[Data items]
*** Begin section ***
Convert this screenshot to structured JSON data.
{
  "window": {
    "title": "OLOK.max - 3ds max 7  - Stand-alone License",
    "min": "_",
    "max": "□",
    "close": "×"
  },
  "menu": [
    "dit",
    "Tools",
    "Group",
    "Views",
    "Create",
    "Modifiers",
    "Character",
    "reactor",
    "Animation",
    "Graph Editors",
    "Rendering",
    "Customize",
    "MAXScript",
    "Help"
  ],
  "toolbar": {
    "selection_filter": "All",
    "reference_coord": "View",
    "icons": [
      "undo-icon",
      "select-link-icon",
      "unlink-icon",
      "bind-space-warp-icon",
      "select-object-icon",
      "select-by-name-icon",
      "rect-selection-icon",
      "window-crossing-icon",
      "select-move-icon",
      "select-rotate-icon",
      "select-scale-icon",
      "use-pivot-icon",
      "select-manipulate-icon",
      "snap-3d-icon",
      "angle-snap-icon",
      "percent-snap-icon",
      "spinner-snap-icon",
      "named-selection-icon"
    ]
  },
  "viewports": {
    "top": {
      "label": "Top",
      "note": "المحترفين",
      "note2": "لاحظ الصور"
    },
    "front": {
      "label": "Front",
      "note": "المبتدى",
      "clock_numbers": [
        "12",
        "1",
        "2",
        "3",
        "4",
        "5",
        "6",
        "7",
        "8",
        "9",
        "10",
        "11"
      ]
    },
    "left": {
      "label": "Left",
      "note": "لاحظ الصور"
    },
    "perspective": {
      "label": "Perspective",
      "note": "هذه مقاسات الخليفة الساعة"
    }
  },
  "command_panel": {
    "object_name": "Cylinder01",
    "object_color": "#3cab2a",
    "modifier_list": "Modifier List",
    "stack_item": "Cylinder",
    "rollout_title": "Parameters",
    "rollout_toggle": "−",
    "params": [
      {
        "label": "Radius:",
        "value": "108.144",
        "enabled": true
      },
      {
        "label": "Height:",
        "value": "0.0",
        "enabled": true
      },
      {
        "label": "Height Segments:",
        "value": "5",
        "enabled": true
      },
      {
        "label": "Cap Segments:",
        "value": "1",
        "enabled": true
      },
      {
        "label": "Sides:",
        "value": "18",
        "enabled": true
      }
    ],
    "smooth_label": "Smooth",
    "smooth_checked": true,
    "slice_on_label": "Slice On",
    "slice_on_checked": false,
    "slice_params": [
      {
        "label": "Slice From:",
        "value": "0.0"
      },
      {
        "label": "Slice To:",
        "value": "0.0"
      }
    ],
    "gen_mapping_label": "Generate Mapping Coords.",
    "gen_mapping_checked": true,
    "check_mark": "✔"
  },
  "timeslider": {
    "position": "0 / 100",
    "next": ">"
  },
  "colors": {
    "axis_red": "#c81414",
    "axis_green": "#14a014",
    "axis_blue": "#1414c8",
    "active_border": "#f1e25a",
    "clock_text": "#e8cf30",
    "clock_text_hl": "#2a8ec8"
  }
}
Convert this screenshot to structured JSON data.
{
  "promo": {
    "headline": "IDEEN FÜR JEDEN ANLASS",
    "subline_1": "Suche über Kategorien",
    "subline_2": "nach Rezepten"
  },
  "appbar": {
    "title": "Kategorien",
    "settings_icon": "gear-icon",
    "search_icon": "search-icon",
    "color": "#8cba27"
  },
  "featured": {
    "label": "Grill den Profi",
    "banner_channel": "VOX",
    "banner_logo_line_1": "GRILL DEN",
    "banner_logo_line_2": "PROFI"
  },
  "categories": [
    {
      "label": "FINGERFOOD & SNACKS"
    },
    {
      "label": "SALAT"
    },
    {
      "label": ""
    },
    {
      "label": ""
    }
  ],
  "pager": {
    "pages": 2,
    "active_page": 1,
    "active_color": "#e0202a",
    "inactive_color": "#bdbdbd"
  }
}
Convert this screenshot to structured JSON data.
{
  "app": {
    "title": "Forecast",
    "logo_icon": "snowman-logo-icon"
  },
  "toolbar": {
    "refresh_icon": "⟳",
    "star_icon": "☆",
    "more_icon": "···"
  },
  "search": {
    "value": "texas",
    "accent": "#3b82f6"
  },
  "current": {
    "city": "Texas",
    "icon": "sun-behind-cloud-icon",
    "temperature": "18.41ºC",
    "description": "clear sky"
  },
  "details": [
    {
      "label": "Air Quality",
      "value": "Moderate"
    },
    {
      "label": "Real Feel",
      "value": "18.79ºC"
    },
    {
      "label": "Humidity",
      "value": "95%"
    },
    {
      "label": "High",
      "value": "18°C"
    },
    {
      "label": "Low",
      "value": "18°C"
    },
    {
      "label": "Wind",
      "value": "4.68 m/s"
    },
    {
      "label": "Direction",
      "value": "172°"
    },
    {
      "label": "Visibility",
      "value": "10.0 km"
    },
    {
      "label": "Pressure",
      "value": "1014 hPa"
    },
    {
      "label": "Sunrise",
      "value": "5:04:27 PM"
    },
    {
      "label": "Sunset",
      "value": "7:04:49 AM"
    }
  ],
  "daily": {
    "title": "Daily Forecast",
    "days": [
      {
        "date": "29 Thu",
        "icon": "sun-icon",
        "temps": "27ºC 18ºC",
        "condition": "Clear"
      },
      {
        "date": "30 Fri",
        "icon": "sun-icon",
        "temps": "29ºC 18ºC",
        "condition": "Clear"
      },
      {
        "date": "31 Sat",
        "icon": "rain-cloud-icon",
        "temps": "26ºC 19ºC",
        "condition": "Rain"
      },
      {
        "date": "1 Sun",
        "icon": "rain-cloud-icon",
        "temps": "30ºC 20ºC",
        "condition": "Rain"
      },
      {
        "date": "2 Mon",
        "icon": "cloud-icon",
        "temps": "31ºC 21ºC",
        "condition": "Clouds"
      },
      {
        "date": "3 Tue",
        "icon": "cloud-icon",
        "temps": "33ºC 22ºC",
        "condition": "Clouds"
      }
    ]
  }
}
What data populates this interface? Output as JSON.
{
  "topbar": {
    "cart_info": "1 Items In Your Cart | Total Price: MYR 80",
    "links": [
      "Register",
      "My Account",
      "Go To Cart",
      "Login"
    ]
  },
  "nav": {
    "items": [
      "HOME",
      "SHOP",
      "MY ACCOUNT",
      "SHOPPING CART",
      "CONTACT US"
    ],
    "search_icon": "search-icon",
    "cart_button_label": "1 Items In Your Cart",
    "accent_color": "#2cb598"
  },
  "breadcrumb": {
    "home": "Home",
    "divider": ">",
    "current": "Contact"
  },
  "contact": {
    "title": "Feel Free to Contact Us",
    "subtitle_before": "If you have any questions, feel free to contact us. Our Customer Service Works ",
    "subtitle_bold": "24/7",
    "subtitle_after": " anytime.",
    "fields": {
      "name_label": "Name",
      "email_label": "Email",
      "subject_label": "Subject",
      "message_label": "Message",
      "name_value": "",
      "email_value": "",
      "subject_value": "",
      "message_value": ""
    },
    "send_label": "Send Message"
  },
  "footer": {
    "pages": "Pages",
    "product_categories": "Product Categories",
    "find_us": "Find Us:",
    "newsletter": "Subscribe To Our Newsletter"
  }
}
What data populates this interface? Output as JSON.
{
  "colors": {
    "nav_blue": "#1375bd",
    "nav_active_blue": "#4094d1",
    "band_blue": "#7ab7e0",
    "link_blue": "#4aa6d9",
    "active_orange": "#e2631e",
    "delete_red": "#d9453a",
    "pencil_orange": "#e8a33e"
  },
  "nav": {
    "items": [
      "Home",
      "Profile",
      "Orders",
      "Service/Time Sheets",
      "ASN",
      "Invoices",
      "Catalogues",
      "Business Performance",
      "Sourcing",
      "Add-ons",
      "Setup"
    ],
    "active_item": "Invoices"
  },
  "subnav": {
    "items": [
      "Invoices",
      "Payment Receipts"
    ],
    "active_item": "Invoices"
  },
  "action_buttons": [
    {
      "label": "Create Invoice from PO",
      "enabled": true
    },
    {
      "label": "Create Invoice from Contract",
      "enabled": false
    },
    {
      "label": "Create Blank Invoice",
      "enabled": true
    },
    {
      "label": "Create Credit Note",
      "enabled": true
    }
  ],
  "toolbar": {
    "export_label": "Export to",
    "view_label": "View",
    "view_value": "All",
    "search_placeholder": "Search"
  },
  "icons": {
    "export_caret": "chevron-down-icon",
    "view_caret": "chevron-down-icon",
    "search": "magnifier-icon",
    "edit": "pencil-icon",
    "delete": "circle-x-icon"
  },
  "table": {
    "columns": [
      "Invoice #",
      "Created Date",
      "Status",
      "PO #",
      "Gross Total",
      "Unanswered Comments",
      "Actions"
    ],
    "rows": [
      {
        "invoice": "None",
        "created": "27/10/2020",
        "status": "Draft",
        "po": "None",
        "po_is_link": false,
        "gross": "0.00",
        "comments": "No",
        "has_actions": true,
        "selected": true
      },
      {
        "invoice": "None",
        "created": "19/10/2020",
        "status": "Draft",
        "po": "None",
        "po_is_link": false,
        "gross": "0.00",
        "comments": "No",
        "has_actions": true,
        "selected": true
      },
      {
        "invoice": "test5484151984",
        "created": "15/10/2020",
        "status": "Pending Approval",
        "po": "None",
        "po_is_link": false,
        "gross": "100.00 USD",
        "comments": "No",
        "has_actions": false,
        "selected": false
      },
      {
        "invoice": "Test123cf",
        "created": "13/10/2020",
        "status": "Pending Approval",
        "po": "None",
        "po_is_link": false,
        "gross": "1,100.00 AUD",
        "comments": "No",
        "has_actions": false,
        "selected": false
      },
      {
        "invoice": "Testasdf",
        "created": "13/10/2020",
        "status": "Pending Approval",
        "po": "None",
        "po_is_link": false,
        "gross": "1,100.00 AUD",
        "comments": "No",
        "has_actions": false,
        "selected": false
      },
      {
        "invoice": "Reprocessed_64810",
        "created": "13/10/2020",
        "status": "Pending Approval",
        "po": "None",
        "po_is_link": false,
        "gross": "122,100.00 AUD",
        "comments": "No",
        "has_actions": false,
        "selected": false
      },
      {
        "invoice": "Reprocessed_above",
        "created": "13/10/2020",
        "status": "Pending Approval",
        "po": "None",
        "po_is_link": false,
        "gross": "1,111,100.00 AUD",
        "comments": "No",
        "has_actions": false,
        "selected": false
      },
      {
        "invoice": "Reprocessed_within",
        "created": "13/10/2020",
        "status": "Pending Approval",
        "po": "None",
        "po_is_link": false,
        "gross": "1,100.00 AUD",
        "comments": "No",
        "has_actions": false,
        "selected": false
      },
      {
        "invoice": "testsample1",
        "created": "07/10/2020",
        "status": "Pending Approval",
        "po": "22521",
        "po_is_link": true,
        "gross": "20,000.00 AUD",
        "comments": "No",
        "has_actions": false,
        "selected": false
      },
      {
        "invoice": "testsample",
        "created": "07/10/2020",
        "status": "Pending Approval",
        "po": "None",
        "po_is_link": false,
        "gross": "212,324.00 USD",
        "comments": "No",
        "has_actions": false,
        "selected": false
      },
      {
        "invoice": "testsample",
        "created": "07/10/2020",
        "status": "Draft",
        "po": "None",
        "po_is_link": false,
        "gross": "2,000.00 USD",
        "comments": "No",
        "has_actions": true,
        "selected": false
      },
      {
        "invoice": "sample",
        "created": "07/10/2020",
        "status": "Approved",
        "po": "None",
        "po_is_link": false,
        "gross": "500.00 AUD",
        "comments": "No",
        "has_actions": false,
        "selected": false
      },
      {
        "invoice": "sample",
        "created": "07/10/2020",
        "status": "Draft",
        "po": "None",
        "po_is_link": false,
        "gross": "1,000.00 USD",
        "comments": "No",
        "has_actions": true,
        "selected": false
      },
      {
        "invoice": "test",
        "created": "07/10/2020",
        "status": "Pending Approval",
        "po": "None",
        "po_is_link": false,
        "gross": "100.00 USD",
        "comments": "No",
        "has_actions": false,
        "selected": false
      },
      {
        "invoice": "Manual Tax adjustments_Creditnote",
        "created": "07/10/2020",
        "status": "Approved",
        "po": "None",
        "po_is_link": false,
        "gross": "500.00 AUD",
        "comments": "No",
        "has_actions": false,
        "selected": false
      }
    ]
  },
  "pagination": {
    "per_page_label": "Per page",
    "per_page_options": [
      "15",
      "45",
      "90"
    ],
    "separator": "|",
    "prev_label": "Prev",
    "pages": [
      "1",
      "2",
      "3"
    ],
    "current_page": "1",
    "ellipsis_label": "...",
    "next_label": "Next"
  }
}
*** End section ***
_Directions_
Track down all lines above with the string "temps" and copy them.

_Result of this task_
        "temps": "27ºC 18ºC",
        "temps": "29ºC 18ºC",
        "temps": "26ºC 19ºC",
        "temps": "30ºC 20ºC",
        "temps": "31ºC 21ºC",
        "temps": "33ºC 22ºC",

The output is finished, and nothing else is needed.